This chapter shows how the Mavericks, who have been playing cricket together since at least the 1980s are unable to recreate history, but they come close to capturing the past through stories about their childhood cricket games, memories they indulge in about professional cricket supremacy, and narratives of previous cricket trips they tell and retell. Through these linguistic strategies MCSC members hold on to “the way things were.” Collective memory is an important aspect of group identity and solidarity, and is especially significant in shaping the social life and communal consciousness of diasporic men as they use selective group memories and fable formulations of sport-related events to portray themselves, their pasts and their homelands.
The nostalgic object of longing for many men of the Afro-Caribbean diaspora or the Black Atlantic, is not necessarily the nation of origin and not always a place called home; rather, they long for the past, for a time when creativity and perseverance were precursors for success, when a child with “nothing” could still achieve greatness on a world stage, and when they could associate their racial pride with the achievements of Caribbean athletes. The older, racialised, male diasporic subject turns to meaningful, locally available resources, including his own sport memories and those of his peers, to reconstruct what Rushdie (1991) calls the “imaginary homeland.” Older Afro-Caribbean-Canadian women, in contrast, are less likely to tell sport stories about the past. The following chapter explores the experiences of women, including the wives, lovers and friends of male players and supporters in this sport and social club.

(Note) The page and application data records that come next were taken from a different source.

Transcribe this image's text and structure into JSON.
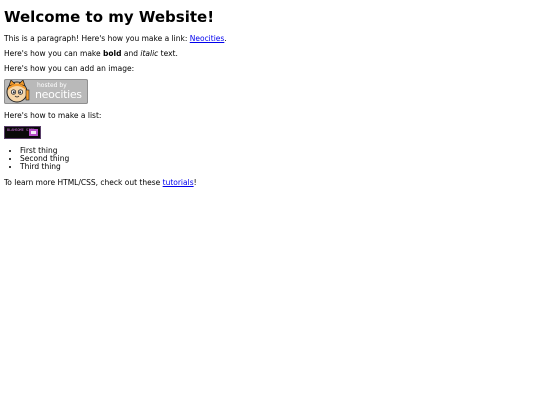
{
  "heading": "Welcome to my Website!",
  "p1": {
    "before": "This is a paragraph! Here's how you make a link: ",
    "link": "Neocities",
    "after": "."
  },
  "p2": {
    "before": "Here's how you can make ",
    "bold": "bold",
    "middle": " and ",
    "italic": "italic",
    "after": " text."
  },
  "p3": "Here's how you can add an image:",
  "badge": {
    "small": "hosted by",
    "big": "neocities",
    "icon": "cat-mascot-icon"
  },
  "p4": "Here's how to make a list:",
  "pixel_button": {
    "text": "BLAHSOME SITE",
    "icon": "window-icon"
  },
  "list": [
    "First thing",
    "Second thing",
    "Third thing"
  ],
  "p5": {
    "before": "To learn more HTML/CSS, check out these ",
    "link": "tutorials",
    "after": "!"
  },
  "colors": {
    "link": "#0000ee",
    "badge_bg": "#b9b9b9",
    "pixel_bg": "#0a0a0a",
    "pixel_accent": "#b44fc8"
  }
}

Their gendered experiences reveal some of the disjunctures of the Afro-Caribbean diaspora.